Lessons Learned: The Importance of Pattern Based Thinking
In my last blog, I wrote about the importance of using abstraction in IT, and how its’ power has grown over the last several decades. One of the most significant advances in abstraction has been the use of patterns to describe various structural and behavioral models throughout IT. These models include architectural, data, design and process patterns, among others. When consulting with a wide variety of clients, my colleagues and I have found that the use isn’t as prevalent as we have come to expect, so I’d like to shed some light on what patterns mean to the IT disciplines.
Implicitly, we humans employ patterns in our everyday lives. We recognize patterns of musical style and can assign it to a genre (e.g. Jazz, Rock, and Baroque); or we can look at certain iconic styles of architecture and provide layman’s terms to a set of styles (e.g. Queen Anne or Federalist). We perform this categorization almost without thinking. In some cases, we use it as a guide for purchases (e.g. conveying a type of vehicle we wish to buy).
This power of abstraction allows us to convey a large set of attributes with the simple utterance of a phrase. This power to transmit a knowledge set and its implicit assumptions is quite powerful. In the 1970’s, a building architect named Christopher Alexander wrote two groundbreaking books titled: A Pattern Language- Towns, Buildings and Construction and The Timeless Way of Building. He codified what he had learned over decades of design so that problems encountered in the architectural and construction process could be characterized. The pattern language he created was a tool to facilitate solution creation for recurring problems. It had a lot of power, but was essentially ignored by the building industry. In the 1990’s, however, people in the software industry did take notice, and in 1995 a groundbreaking work for software, titled Design Patterns, emerged and took the software industry by storm.
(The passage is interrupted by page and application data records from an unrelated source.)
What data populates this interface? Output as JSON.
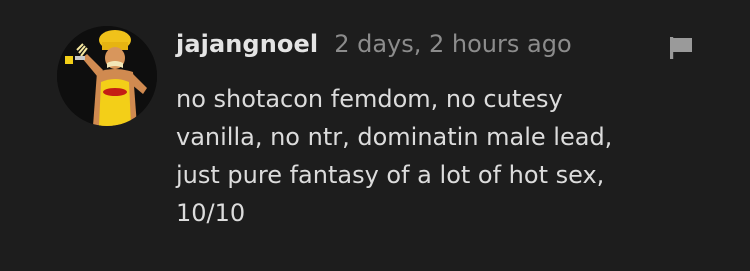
{
  "comment": {
    "username": "jajangnoel",
    "timestamp": "2 days, 2 hours ago",
    "text": "no shotacon femdom, no cutesy\nvanilla, no ntr, dominatin male lead,\njust pure fantasy of a lot of hot sex,\n10/10",
    "avatar_icon": "user-avatar",
    "flag_icon": "flag-icon"
  },
  "colors": {
    "background": "#1d1d1d",
    "username": "#e4e4e4",
    "timestamp": "#8c8c8c",
    "text": "#dcdcdc",
    "flag": "#9a9a9a"
  }
}
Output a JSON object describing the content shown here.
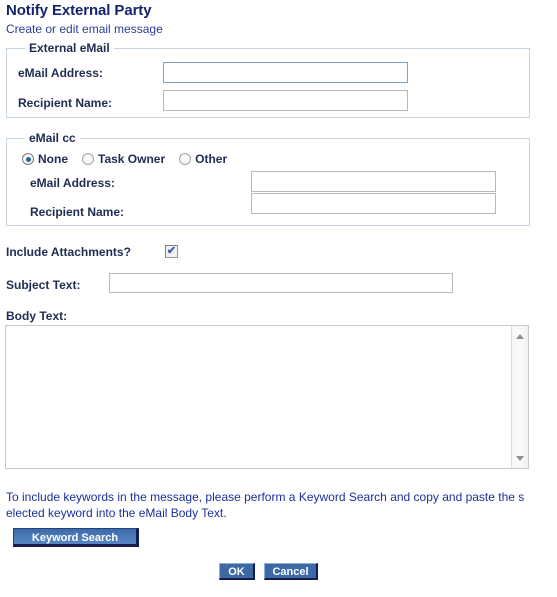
{
  "header": {
    "title": "Notify External Party",
    "subtitle": "Create or edit email message"
  },
  "external_email": {
    "legend": "External eMail",
    "fields": [
      {
        "label": "eMail Address:",
        "value": "",
        "placeholder": "",
        "focused": true
      },
      {
        "label": "Recipient Name:",
        "value": "",
        "placeholder": "",
        "focused": false
      }
    ]
  },
  "email_cc": {
    "legend": "eMail cc",
    "radios": [
      {
        "label": "None",
        "selected": true
      },
      {
        "label": "Task Owner",
        "selected": false
      },
      {
        "label": "Other",
        "selected": false
      }
    ],
    "fields": [
      {
        "label": "eMail Address:",
        "value": "",
        "placeholder": ""
      },
      {
        "label": "Recipient Name:",
        "value": "",
        "placeholder": ""
      }
    ]
  },
  "attachments": {
    "label": "Include Attachments?",
    "checked": true,
    "check_glyph": "✔"
  },
  "subject": {
    "label": "Subject Text:",
    "value": "",
    "placeholder": ""
  },
  "body": {
    "label": "Body Text:",
    "value": "",
    "placeholder": "",
    "scrollbar": {
      "up_arrow": "up-arrow-icon",
      "down_arrow": "down-arrow-icon"
    }
  },
  "hint": {
    "text": "To include keywords in the message, please perform a Keyword Search and copy and paste the selected keyword into the eMail Body Text."
  },
  "buttons": {
    "keyword_search": "Keyword Search",
    "ok": "OK",
    "cancel": "Cancel"
  },
  "colors": {
    "title": "#16246b",
    "subtitle": "#2b3f94",
    "label": "#1f2d52",
    "hint": "#1c2f9e",
    "button_blue": "#3c69a6",
    "button_dark_edge": "#151b4d",
    "radio_dot": "#2a5fa5",
    "check": "#3b62a8",
    "fieldset_border": "#c8d4e0",
    "input_border": "#b8b8b8",
    "input_border_focus": "#7fa3c4"
  }
}
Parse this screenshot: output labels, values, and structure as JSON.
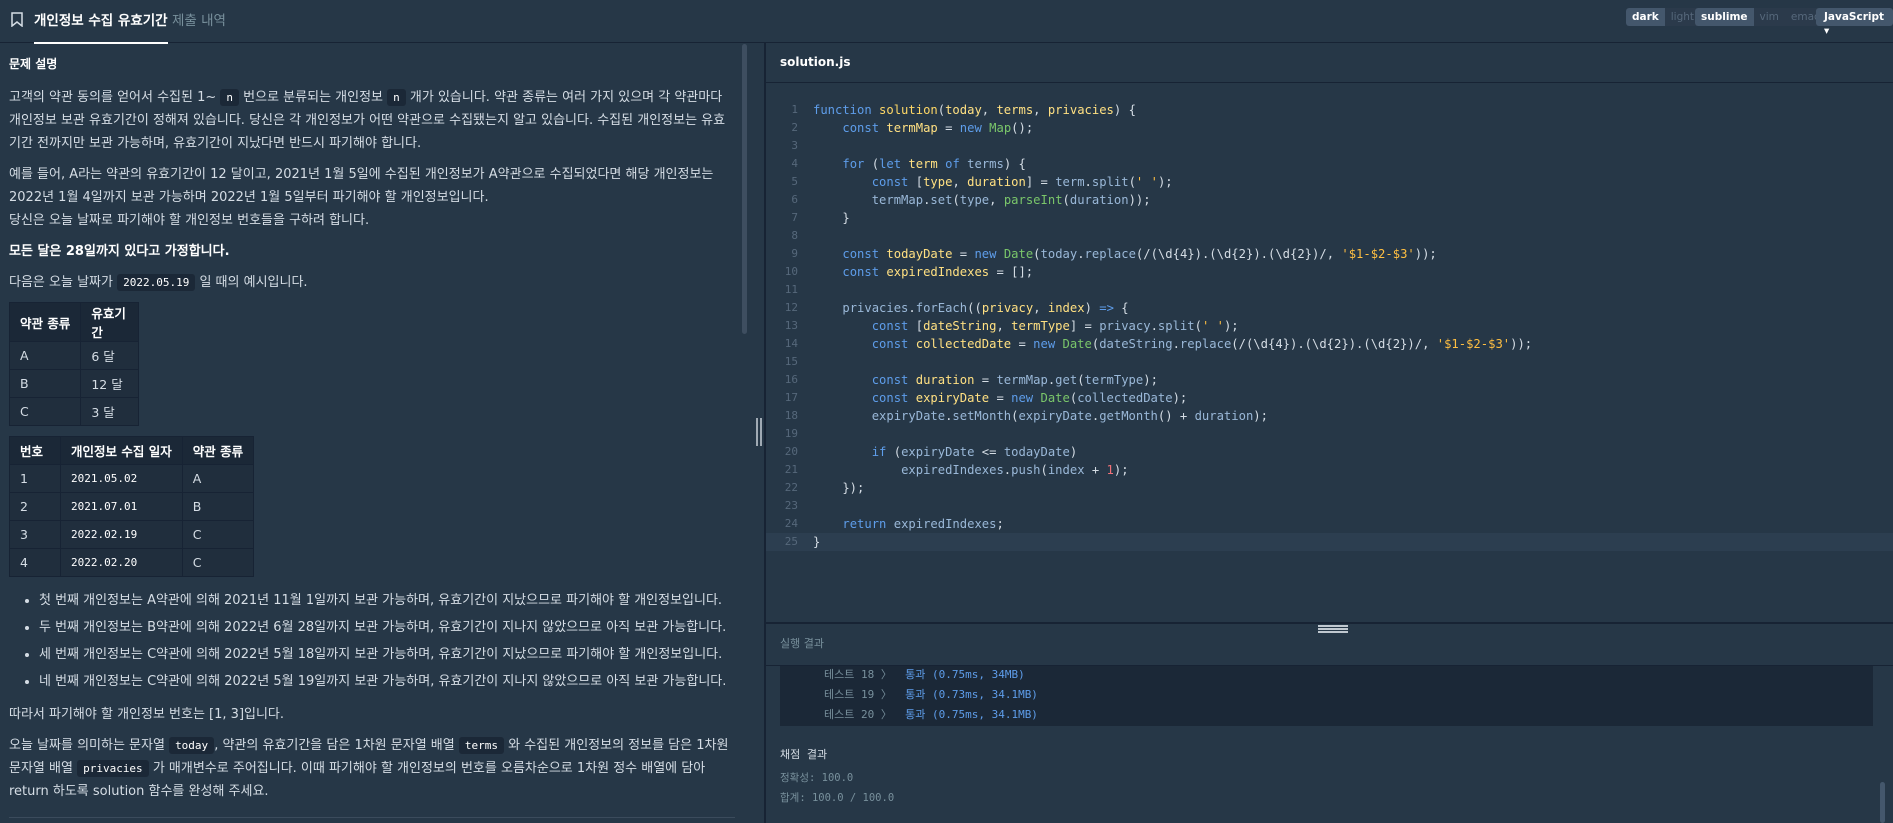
{
  "header": {
    "tabs": [
      {
        "label": "개인정보 수집 유효기간"
      },
      {
        "label": "제출 내역"
      }
    ],
    "theme": {
      "dark": "dark",
      "light": "light"
    },
    "keymap": {
      "sublime": "sublime",
      "vim": "vim",
      "emacs": "emacs"
    },
    "language": "JavaScript ▾"
  },
  "problem": {
    "section_title": "문제 설명",
    "p1_a": "고객의 약관 동의를 얻어서 수집된 1~",
    "p1_n1": "n",
    "p1_b": "번으로 분류되는 개인정보",
    "p1_n2": "n",
    "p1_c": "개가 있습니다. 약관 종류는 여러 가지 있으며 각 약관마다 개인정보 보관 유효기간이 정해져 있습니다. 당신은 각 개인정보가 어떤 약관으로 수집됐는지 알고 있습니다. 수집된 개인정보는 유효기간 전까지만 보관 가능하며, 유효기간이 지났다면 반드시 파기해야 합니다.",
    "p2": "예를 들어, A라는 약관의 유효기간이 12 달이고, 2021년 1월 5일에 수집된 개인정보가 A약관으로 수집되었다면 해당 개인정보는 2022년 1월 4일까지 보관 가능하며 2022년 1월 5일부터 파기해야 할 개인정보입니다.",
    "p3": "당신은 오늘 날짜로 파기해야 할 개인정보 번호들을 구하려 합니다.",
    "p4": "모든 달은 28일까지 있다고 가정합니다.",
    "p5_a": "다음은 오늘 날짜가",
    "p5_code": "2022.05.19",
    "p5_b": "일 때의 예시입니다.",
    "terms_table": {
      "headers": [
        "약관 종류",
        "유효기간"
      ],
      "rows": [
        [
          "A",
          "6 달"
        ],
        [
          "B",
          "12 달"
        ],
        [
          "C",
          "3 달"
        ]
      ]
    },
    "priv_table": {
      "headers": [
        "번호",
        "개인정보 수집 일자",
        "약관 종류"
      ],
      "rows": [
        [
          "1",
          "2021.05.02",
          "A"
        ],
        [
          "2",
          "2021.07.01",
          "B"
        ],
        [
          "3",
          "2022.02.19",
          "C"
        ],
        [
          "4",
          "2022.02.20",
          "C"
        ]
      ]
    },
    "bullets": [
      "첫 번째 개인정보는 A약관에 의해 2021년 11월 1일까지 보관 가능하며, 유효기간이 지났으므로 파기해야 할 개인정보입니다.",
      "두 번째 개인정보는 B약관에 의해 2022년 6월 28일까지 보관 가능하며, 유효기간이 지나지 않았으므로 아직 보관 가능합니다.",
      "세 번째 개인정보는 C약관에 의해 2022년 5월 18일까지 보관 가능하며, 유효기간이 지났으므로 파기해야 할 개인정보입니다.",
      "네 번째 개인정보는 C약관에 의해 2022년 5월 19일까지 보관 가능하며, 유효기간이 지나지 않았으므로 아직 보관 가능합니다."
    ],
    "p6": "따라서 파기해야 할 개인정보 번호는 [1, 3]입니다.",
    "p7_a": "오늘 날짜를 의미하는 문자열",
    "p7_c1": "today",
    "p7_b": ", 약관의 유효기간을 담은 1차원 문자열 배열",
    "p7_c2": "terms",
    "p7_c": "와 수집된 개인정보의 정보를 담은 1차원 문자열 배열",
    "p7_c3": "privacies",
    "p7_d": "가 매개변수로 주어집니다. 이때 파기해야 할 개인정보의 번호를 오름차순으로 1차원 정수 배열에 담아 return 하도록 solution 함수를 완성해 주세요."
  },
  "editor": {
    "filename": "solution.js",
    "line_numbers": [
      "1",
      "2",
      "3",
      "4",
      "5",
      "6",
      "7",
      "8",
      "9",
      "10",
      "11",
      "12",
      "13",
      "14",
      "15",
      "16",
      "17",
      "18",
      "19",
      "20",
      "21",
      "22",
      "23",
      "24",
      "25"
    ]
  },
  "result": {
    "title": "실행 결과",
    "tests": [
      {
        "name": "테스트 18 〉",
        "status": "통과 (0.75ms, 34MB)"
      },
      {
        "name": "테스트 19 〉",
        "status": "통과 (0.73ms, 34.1MB)"
      },
      {
        "name": "테스트 20 〉",
        "status": "통과 (0.75ms, 34.1MB)"
      }
    ],
    "grade_title": "채점 결과",
    "accuracy": "정확성: 100.0",
    "total": "합계: 100.0 / 100.0"
  }
}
My first reaction when browsing this book back then was: “finally someone articulated what I was sensing for a long time.” As pattern books exploded in the ensuing years, one author contacted Christopher Alexander and told him about the impact he made. In a forward to a software patterns book, Alexander stated that he was stunned at the reach it had achieved even as his own industry largely ignored his work.
My colleagues and I have used IT patterns extensively because of its power to convey so much information in such a compact form. We have been able to codify a collection of patterns (functional, data, storage, application, deployment, etc.) and have plans for several more categories.
We have found that working in patterns allows problem solvers to get to the essence of an implementation without getting bogged down into the details. While details are important in some discussions, they need to be exposed in layers that make sense. In the case of application patterns and fitness for a cloud implementation, it makes more sense to work with patterns that describe application structure and behavior first. For example, most of our clients can easily contrast the requirements between ERP, CRM, and eCommerce applications. They can speak effectively about the different quality thresholds of availability, transaction volumes, and concurrent usage for each without getting tangled up in the nuances of Joe’s vs. Sally’s applications. This approach is similar to how we would contrast the idealized listening environments for Classic Rock vs. Renaissance Choral Music.
Patterns can be assigned qualities that define how they can be implemented. These qualities are not “fuzzy;” they can have specific values that act as construction guidelines and constraints. Qualities will be a blog topic in a later installment.
The Key Lesson Learned After All This Time
In IT, patterns are used in design and construction both implicitly or explicitly. When used implicitly, they tend to lack structure and comprehensibility. Instead, patterns emerge in an ad-hoc fashion, much like how a shanty town is formed.
When patterns are used properly they provide considerable value to an organization, including cost reduction, increased velocity of delivery and risk reduction.
Patterns reduce complexity, while highlighting commonality of function, making it easier to design sustainable systems. This leads to more effective innovation, more effective reuse of solved problems, and better knowledge transfer through the conveyance of more consumable information.
Patterns can be expressed in layers of abstraction, which can include architectural, application, functional, data, coding, etc. This facilitates conversations between stakeholders at the proper level of abstraction. It also facilitates construction or migration due to the predefined and pre-integrated design components available.
As always, I am eager to hear your feedback.